Drop dough by 2 teaspoonfuls 2 inches apart onto baking sheets lined with parchment paper.  Flatten balls slightly with hand.  Bake for 9 minutes.  Cool on pan for 3 minutes.  Remove cookies from pans and cool completely on wire racks.


Yields 4 dozen cookies.


Child-Proof Your Child’s Epipens for Playdates September 22, 2011

Filed under: Preparedness — malawer @ 10:30 am

While speaking to our school nurse the other day, she mentioned a product that would be great for sending along with your FA child to playdates.  [And, before you wonder:  I don’t mean to sound like an advertisement, but I’ve done some preliminary research in the hopes of presenting you with some options and there doesn’t seem to be much on the market to satisfy this kind of niche need.]


The Safety Sack is a clear nylon pouch large enough to store two epipens plus room to include Benadryl, etc.  It is sealed with a child-resistant zipper lock and displays an emergency action plan right on the front.  And to top it off, it’s reasonably priced.


While there are still other things to do in order to ensure a fun and safe playdate (see Playdate, Anyone?), it looks like the Safety Sack will make it easier.


Safety Sack at


Did You Know Some Vitamins Contain Allergens?! September 19, 2011

Have you ever read the back of a vitamin bottle?  Not just the supplement facts, but the ingredient list?  I was surprised to find just how many common allergens can be found in a given children’s multivitamin.  You’ll probably need a magnifying glass to do it, but it may be worth your time to check.


Ever since Silk Soy Milk became a cross-contaminated product (with tree nuts) – one that we could no longer purchase – my FA son has been boycotting all soy and rice milk products.  My concern began to focus on calcium intake.  After stocking up on calcium fortified orange juice, I turned to a multivitamin.


I sat down and got comfy in the aisle of our local pharmacy and studied the Supplement Facts section of each bottle to determine which had the most calcium.  I scanned the long lists of ingredients of each product I considered, made my choice, and headed home.

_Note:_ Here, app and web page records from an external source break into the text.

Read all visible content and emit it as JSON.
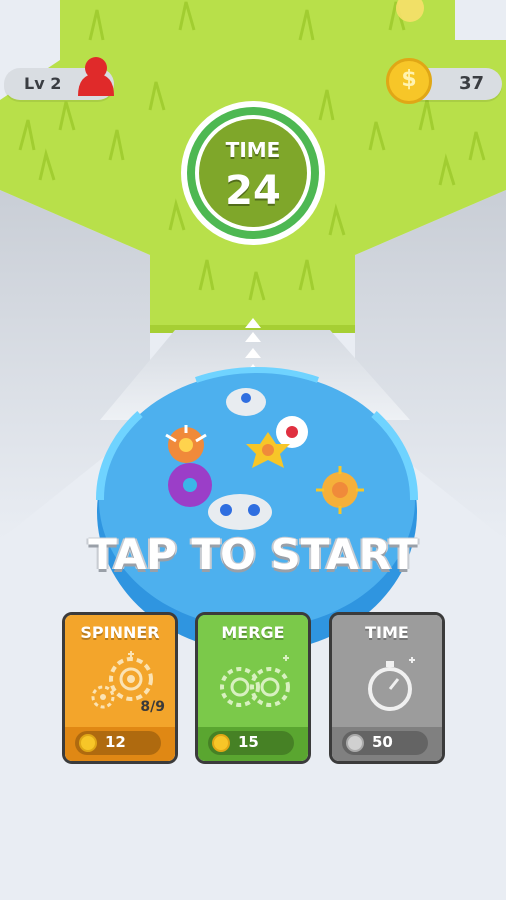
{
  "hud": {
    "level_label": "Lv 2",
    "coins": "37",
    "coin_symbol": "$"
  },
  "timer": {
    "label": "TIME",
    "value": "24"
  },
  "start_prompt": "TAP TO START",
  "cards": [
    {
      "title": "SPINNER",
      "progress": "8/9",
      "price": "12",
      "icon": "spinner-gears-icon"
    },
    {
      "title": "MERGE",
      "price": "15",
      "icon": "merge-gears-icon"
    },
    {
      "title": "TIME",
      "price": "50",
      "icon": "stopwatch-icon"
    }
  ],
  "colors": {
    "grass": "#b8e04a",
    "arena": "#4db0ee",
    "arena_rim": "#2f95e0",
    "spinner_card": "#f3a52b",
    "merge_card": "#7bc94a",
    "time_card": "#9c9c9c",
    "coin": "#f7c628"
  }
}
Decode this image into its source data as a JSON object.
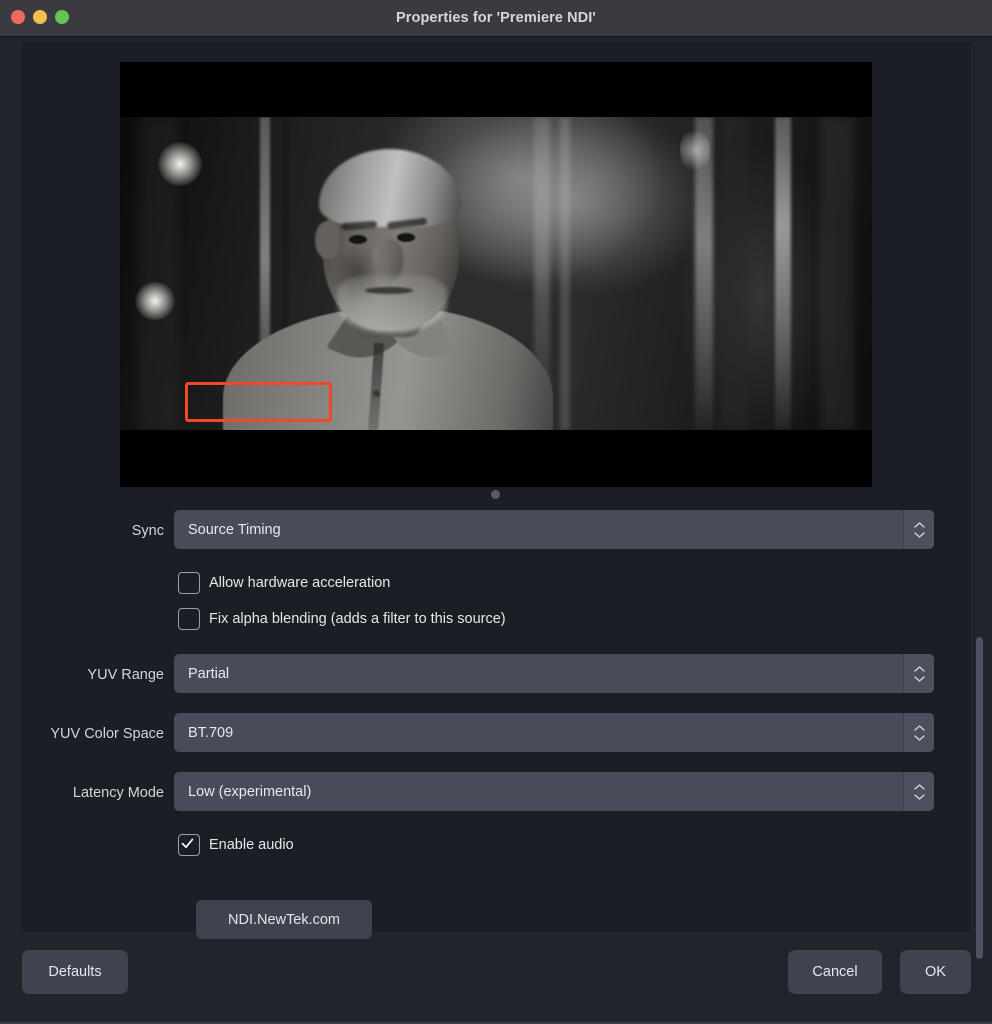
{
  "window": {
    "title": "Properties for 'Premiere NDI'",
    "traffic_lights": [
      {
        "name": "close",
        "color": "#ee6a5f"
      },
      {
        "name": "minimize",
        "color": "#f5bd4f"
      },
      {
        "name": "maximize",
        "color": "#61c454"
      }
    ]
  },
  "preview": {
    "description": "Letterboxed monochrome video frame: older man with grey hair and beard in a light collared shirt, standing in a dim room with lamps and bright vertical window light behind him",
    "page_dot_count": 1
  },
  "form": {
    "rows": [
      {
        "label": "Sync",
        "value": "Source Timing",
        "name": "sync"
      },
      {
        "label": "YUV Range",
        "value": "Partial",
        "name": "yuv-range"
      },
      {
        "label": "YUV Color Space",
        "value": "BT.709",
        "name": "yuv-color-space"
      },
      {
        "label": "Latency Mode",
        "value": "Low (experimental)",
        "name": "latency-mode"
      }
    ],
    "checkboxes": [
      {
        "label": "Allow hardware acceleration",
        "checked": false,
        "name": "allow-hardware-acceleration"
      },
      {
        "label": "Fix alpha blending (adds a filter to this source)",
        "checked": false,
        "name": "fix-alpha-blending"
      },
      {
        "label": "Enable audio",
        "checked": true,
        "name": "enable-audio"
      }
    ],
    "link_button": "NDI.NewTek.com"
  },
  "highlight": {
    "target": "Enable audio",
    "color": "#f0492a"
  },
  "footer": {
    "defaults": "Defaults",
    "cancel": "Cancel",
    "ok": "OK"
  },
  "colors": {
    "titlebar": "#3a3a40",
    "dialog_bg": "#21242b",
    "panel_bg": "#1b1e25",
    "field_bg": "#474b5a",
    "button_bg": "#3f4350",
    "text": "#e6e7ea",
    "highlight": "#f0492a"
  }
}
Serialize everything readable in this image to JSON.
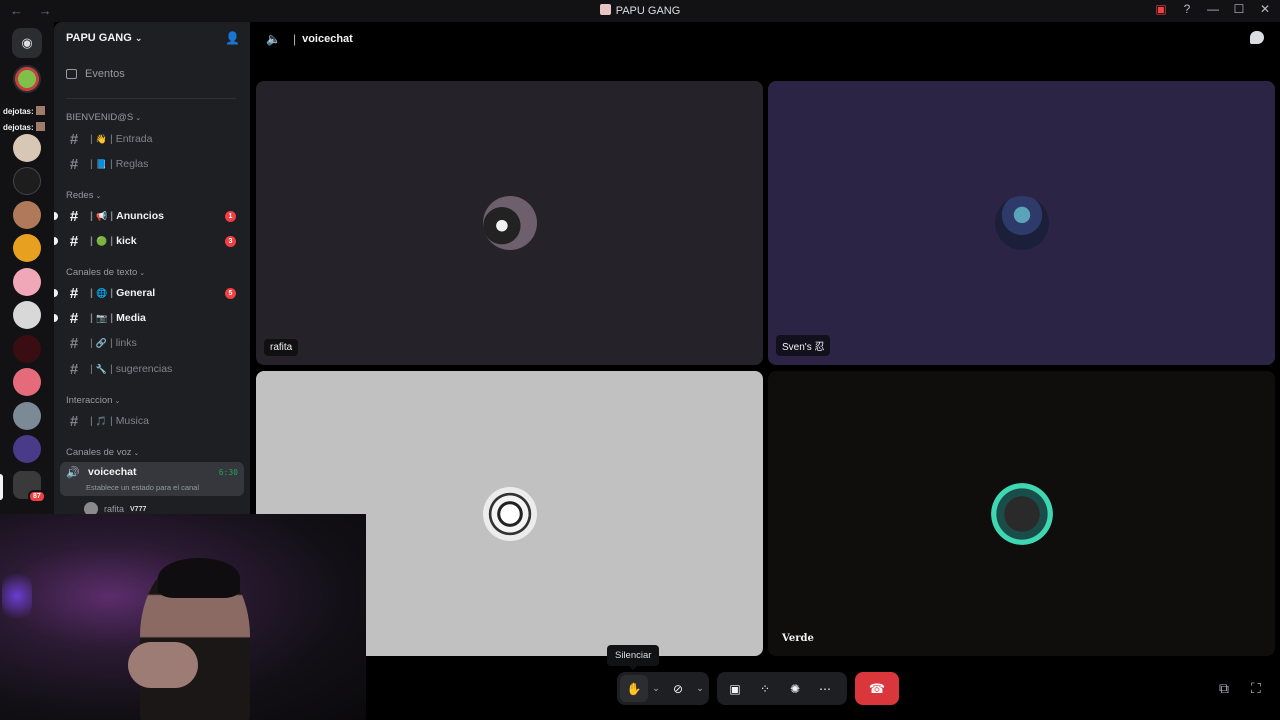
{
  "window": {
    "title": "PAPU GANG",
    "nav": "← →"
  },
  "guild_bar": {
    "dejotas_1": "dejotas:",
    "dejotas_2": "dejotas:",
    "mention_badge": "87"
  },
  "sidebar": {
    "server_name": "PAPU GANG",
    "events_label": "Eventos",
    "categories": {
      "bienvenidos": "BIENVENID@S",
      "redes": "Redes",
      "texto": "Canales de texto",
      "interaccion": "Interaccion",
      "voz": "Canales de voz"
    },
    "channels": {
      "entrada": {
        "emoji": "👋",
        "label": "Entrada"
      },
      "reglas": {
        "emoji": "📘",
        "label": "Reglas"
      },
      "anuncios": {
        "emoji": "📢",
        "label": "Anuncios",
        "count": "1"
      },
      "kick": {
        "emoji": "🟢",
        "label": "kick",
        "count": "3"
      },
      "general": {
        "emoji": "🌐",
        "label": "General",
        "count": "5"
      },
      "media": {
        "emoji": "📷",
        "label": "Media"
      },
      "links": {
        "emoji": "🔗",
        "label": "links"
      },
      "sugerencias": {
        "emoji": "🔧",
        "label": "sugerencias"
      },
      "musica": {
        "emoji": "🎵",
        "label": "Musica"
      }
    },
    "voice": {
      "label": "voicechat",
      "timer": "6:30",
      "status": "Establece un estado para el canal",
      "user": "rafita",
      "user_tag": "V777"
    }
  },
  "call": {
    "channel": "voicechat",
    "tiles": {
      "t1": "rafita",
      "t2": "Sven's 忍",
      "t4": "Verde"
    },
    "tooltip": "Silenciar"
  },
  "colors": {
    "accent_green": "#23a55a",
    "danger": "#da373c",
    "badge": "#f23f43"
  }
}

My younger son loved them; my FA son…not so much.


A few days into the vitamin regime, I randomly skimmed the back of the bottle again.  I don’t know what made me do it, but I’m glad I did.  Among the nine, long lines of teeny tiny printed ingredients was lactose.  Milk!  In a vitamin!  I couldn’t believe it!  He showed no symptoms, thank goodness, and I couldn’t believe I had missed it the first time.

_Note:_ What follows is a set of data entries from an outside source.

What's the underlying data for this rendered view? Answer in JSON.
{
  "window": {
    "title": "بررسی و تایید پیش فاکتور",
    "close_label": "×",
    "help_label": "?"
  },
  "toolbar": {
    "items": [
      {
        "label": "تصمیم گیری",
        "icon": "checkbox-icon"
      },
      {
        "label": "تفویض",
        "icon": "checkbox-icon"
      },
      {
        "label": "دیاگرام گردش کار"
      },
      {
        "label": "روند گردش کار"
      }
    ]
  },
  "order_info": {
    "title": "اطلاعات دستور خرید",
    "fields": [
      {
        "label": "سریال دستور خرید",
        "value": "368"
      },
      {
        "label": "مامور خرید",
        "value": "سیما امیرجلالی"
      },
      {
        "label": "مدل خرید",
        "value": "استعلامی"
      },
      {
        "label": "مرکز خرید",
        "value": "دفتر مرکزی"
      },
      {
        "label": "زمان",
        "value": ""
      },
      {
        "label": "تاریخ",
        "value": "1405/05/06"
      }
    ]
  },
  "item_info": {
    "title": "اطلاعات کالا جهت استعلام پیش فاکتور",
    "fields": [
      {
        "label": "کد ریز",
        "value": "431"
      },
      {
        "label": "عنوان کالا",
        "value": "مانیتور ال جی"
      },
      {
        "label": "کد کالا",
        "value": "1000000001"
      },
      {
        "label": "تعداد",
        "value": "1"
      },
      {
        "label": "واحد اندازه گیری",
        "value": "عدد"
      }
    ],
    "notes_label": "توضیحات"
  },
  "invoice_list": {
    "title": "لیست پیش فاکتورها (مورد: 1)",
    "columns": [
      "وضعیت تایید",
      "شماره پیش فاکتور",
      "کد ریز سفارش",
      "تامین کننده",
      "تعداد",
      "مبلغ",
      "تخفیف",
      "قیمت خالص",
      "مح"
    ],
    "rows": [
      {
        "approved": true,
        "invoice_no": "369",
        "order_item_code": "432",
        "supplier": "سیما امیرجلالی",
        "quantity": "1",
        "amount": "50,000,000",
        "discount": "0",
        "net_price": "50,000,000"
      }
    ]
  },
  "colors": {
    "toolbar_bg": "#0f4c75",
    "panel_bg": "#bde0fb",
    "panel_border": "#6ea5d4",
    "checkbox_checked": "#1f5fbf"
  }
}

Having investigated further since this discovery, I’ve noticed that many vitamins contain common allergens.   In addition to dairy, I’ve seen children’s vitamins that contain wheat, soy, dyes of all colors, corn, and strawberry.


To solve my dilemma, I again took a seat– this time, in the aisle of a vitamin store — and carefully read the backs of all of their multivitamins.  I went home with one that contains soy, but is free of wheat, yeast, gluten, milk, artificial colors and all nut derivatives.  I feel much better about its safety and it satisfies my son’s supplement needs.  Now, let’s just hope he likes it…